Final ThoughtsThe new Penryn architecture has proven to be a worthy successor to the original Conroe as it offers better performance while significantly reducing operating temperatures and power consumption levels. This update is certainly going to help bolster the Core 2 line up and with many more Penryn-based processors on the way, there seems to be no stopping at Intel.
Although the Intel Core 2 Extreme QX9650 is a seriously impressive bit of technology, it is also incredibly expensive at $1000. During the first quarter of 2008, Intel plans to release new quad-core processors that will replace the current Q6600 and Q6700. There will also be a number of new Wolfdale dual-core desktop processors that are expected to range from 2.66GHz to 3.16GHz using the current 1333MHz FSB and a 6MB L2 cache. Finally the QX9650 itself will also be replaced early next year by the QX9770 which will operate at a bumped 3.20GHz, keeping the 12MB L2 cache, but running a staggering 1600MHz FSB. This upgrade will require the upcoming Intel X48 chipset that we have been hearing about.

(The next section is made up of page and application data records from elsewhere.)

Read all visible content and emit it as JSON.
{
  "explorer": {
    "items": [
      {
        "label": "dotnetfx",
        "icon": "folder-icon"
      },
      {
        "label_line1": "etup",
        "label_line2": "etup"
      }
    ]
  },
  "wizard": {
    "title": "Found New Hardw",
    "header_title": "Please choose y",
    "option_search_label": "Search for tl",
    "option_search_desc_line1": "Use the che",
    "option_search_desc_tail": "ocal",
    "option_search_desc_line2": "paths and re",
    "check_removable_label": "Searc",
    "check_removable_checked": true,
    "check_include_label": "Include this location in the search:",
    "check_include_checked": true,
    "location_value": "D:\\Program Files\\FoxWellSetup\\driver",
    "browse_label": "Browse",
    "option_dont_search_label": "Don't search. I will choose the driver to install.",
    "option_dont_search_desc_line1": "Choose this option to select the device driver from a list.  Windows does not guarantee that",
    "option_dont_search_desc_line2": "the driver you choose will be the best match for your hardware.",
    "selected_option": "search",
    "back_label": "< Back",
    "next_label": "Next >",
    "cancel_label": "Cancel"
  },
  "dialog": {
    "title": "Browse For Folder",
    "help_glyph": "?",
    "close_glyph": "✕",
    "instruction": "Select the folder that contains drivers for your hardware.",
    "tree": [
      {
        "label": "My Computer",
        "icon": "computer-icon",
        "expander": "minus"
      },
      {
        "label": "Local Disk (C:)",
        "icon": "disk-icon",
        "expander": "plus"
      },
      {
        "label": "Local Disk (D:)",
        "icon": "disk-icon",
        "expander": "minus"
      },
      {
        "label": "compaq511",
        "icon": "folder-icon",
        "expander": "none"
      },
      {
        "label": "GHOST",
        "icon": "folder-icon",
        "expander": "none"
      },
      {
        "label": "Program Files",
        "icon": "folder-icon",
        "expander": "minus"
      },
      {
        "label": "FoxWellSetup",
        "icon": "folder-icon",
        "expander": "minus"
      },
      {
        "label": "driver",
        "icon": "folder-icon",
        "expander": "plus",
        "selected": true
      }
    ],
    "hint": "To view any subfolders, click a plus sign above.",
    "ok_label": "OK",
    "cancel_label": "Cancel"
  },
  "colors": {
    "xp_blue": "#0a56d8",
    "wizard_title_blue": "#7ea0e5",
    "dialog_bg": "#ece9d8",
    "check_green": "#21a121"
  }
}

So while the original Conroe architecture has been the foundation for countless Core 2 processors over the past year, it will soon begin to be phased out by a sea of next generation Penryn processors. Already we have discovered that this new architecture is capable of at least 4GHz without having to implement any kind of extreme cooling measures.
This being the case, it is a little disappointing to find that Intel is playing the conservative card only pushing the QX9650 to 3GHz when it is capable of so much more.
The (dual-core) E6700 was released over a year ago and this processor came clocked at 2.66GHz while we were easily able to reach 3.66GHz with it. Since then Intel has pushed Core 2 Duos to just 3GHz. With no real competition from AMD just yet it would seem that Intel has no need of pushing things any further which would also explain the delay of the 3.2GHz QX9770.
The QX9650 is a fantastic processor and in fact it is now the fastest desktop processor money can buy. It is hard to speak about value when reviewing any Intel Extreme product as this series has never been about that. Much like the AMD AthlonFX range, the Intel Extreme is simply meant to offer enthusiasts a processor with an unlocked multiplier and (at the time of its respective release) the fastest thing money can buy.
Well, the QX9650 has an unlocked multiplier and it is the fastest processor out there, so it has achieved all objectives then. In a nutshell the QX9650 offers more speed, more overclocking headroom, more efficiency, while creating less heat and less noise! How about that?